Are you planning on retiring soon? The chances are you’re as worried about the current market turmoil as you’ve ever been. Personally, I’m in the middle of my working life, but over the last 18 years I’ve helped loads of clients move from relying on a steady employment income to relying on income from a personal accumulation of investments and assets. I’ve seen first-hand that, no matter how much money a person/family has, there is almost always an inherent anxiety that there won’t be enough money to retire comfortably and a natural aversion to having to ask children for help. This is all normal but, understandably, makes for a stressful transition from working to retirement. Now you have to contend with financial markets that have fallen off a cliff and an even-worse economic outlook than we had before.

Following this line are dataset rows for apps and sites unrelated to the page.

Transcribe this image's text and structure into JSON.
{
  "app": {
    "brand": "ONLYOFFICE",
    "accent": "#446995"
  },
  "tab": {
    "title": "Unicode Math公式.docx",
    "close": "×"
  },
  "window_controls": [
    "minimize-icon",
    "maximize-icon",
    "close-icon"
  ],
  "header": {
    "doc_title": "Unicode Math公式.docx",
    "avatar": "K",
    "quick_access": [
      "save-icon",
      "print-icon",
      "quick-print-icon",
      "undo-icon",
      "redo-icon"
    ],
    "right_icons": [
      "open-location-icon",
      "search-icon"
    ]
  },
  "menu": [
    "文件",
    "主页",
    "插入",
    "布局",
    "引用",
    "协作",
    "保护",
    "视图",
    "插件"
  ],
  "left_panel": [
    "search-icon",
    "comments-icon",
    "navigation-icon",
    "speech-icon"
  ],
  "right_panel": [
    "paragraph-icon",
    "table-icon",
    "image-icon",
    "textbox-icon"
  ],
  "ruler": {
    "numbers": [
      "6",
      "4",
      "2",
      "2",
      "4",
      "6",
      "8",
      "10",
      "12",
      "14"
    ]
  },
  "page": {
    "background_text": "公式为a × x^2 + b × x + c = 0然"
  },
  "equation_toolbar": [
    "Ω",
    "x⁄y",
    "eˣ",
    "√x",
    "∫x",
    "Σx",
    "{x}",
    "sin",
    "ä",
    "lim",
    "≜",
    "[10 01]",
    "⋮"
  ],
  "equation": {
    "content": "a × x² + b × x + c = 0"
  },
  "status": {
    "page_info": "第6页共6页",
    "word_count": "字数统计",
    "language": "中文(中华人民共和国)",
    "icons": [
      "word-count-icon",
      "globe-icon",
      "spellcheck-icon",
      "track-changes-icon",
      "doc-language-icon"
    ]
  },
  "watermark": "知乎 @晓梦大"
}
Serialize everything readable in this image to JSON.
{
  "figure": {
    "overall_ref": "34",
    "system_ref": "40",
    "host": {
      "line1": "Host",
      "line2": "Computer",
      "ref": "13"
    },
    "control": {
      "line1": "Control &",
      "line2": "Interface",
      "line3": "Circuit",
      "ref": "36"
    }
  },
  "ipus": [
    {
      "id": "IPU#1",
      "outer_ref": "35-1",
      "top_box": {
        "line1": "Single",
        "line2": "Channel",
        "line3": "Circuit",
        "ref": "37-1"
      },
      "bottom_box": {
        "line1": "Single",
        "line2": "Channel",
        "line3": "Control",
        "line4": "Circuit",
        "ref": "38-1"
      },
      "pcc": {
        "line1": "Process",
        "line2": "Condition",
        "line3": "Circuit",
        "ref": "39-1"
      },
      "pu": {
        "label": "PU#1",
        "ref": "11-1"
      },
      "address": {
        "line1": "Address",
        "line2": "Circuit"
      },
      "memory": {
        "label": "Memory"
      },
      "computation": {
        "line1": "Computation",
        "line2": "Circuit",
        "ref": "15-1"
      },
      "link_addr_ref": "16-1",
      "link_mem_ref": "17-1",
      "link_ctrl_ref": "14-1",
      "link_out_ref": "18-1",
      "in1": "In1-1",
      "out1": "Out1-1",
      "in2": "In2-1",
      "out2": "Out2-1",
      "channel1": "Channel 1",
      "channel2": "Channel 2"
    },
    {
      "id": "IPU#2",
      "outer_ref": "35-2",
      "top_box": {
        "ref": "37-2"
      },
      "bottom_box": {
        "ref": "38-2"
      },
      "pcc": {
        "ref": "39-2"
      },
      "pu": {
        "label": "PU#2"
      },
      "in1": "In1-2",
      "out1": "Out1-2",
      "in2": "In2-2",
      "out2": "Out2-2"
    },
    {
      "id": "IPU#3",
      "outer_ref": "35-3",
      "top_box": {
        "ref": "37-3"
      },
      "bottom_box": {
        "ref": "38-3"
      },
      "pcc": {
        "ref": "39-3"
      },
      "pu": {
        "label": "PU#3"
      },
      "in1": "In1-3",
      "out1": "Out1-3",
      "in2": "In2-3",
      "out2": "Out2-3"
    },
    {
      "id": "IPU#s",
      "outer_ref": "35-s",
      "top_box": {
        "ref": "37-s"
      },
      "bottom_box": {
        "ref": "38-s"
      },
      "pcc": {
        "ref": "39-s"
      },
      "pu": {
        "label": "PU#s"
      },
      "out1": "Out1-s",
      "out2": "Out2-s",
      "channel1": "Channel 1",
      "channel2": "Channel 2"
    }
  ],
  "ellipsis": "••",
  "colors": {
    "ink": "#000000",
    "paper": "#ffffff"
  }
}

Hopefully, you’ve been saving for the last 35-40 years, and on average, your investments have delivered a healthy return above inflation. Unfortunately this doesn’t take away the reality that your investments may be worth 10% less than they were at the beginning of the year, that we’re in a period of pitiful JSE returns, and that we’re likely heading into a couple of months of uncertainty as we figure out the short- and long-term impact of COVID-19.
Do you have enough money to retire?
The first question you should ask yourself is whether you have enough money to retire. If the answer here is definitely no, then it’s no good shrugging and hoping for the best; you may be ok for the first decade but you’ll find yourself in a horrid situation at a point in your life when there’s little you can do to rectify the situation. You essentially have two choices:
If you are unsure of the long-term suitability of your savings, then the above applies to you too.
While I truly believe that seeking professional help can add significant value, and cost savings (yes, savings) to your life, you must do some self-education, even if you already have an adviser. This will help you to ask the right questions and know broadly what your alternatives look like.
Focus on what you can control
One thing I’d definitely caution against is making any short-term, knee-jerk decisions that will affect you for the next 30-40. Your retirement plan could well need to cover the same number of years that you worked for, and thus needs to be approached with a sensible long-term approach; a lot can happen over 30 years! Importantly, I think the best thing is to focus on what you can control and make sure you have a detailed, yet flexible investment strategy in place. Here are some plan foundations:
Trying to summarise the above, it’s going to be important to lift your head above the noise and focus on your high level strategy. Once this is in place, adapt it for the environment. Take your time making sure your decisions are well-informed as you cannot undo your choices in a decade’s time. And lastly, get professional advice - a good adviser will have the experience, knowledge and resources to steer you through this turbulent time.
For peace of mind in retirement, partner with an NFB Private Wealth Manager on your retirement planning journey. Find your Financial Adviser here.